### RECORDS FOR THIS EXERCISE:
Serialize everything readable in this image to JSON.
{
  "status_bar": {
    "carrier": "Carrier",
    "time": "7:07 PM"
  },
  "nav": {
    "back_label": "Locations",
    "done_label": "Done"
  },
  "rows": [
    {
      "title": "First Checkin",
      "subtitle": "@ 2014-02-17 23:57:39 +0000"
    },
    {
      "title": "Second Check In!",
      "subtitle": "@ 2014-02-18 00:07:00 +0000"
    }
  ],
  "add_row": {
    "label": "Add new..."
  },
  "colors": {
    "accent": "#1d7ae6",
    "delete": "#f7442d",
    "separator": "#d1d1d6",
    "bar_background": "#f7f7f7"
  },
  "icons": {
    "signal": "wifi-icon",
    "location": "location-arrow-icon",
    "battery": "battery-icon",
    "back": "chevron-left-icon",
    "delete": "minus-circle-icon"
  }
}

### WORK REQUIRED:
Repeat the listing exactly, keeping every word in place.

### ANSWER BELOW:
Serialize everything readable in this image to JSON.
{
  "status_bar": {
    "carrier": "Carrier",
    "time": "7:07 PM"
  },
  "nav": {
    "back_label": "Locations",
    "done_label": "Done"
  },
  "rows": [
    {
      "title": "First Checkin",
      "subtitle": "@ 2014-02-17 23:57:39 +0000"
    },
    {
      "title": "Second Check In!",
      "subtitle": "@ 2014-02-18 00:07:00 +0000"
    }
  ],
  "add_row": {
    "label": "Add new..."
  },
  "colors": {
    "accent": "#1d7ae6",
    "delete": "#f7442d",
    "separator": "#d1d1d6",
    "bar_background": "#f7f7f7"
  },
  "icons": {
    "signal": "wifi-icon",
    "location": "location-arrow-icon",
    "battery": "battery-icon",
    "back": "chevron-left-icon",
    "delete": "minus-circle-icon"
  }
}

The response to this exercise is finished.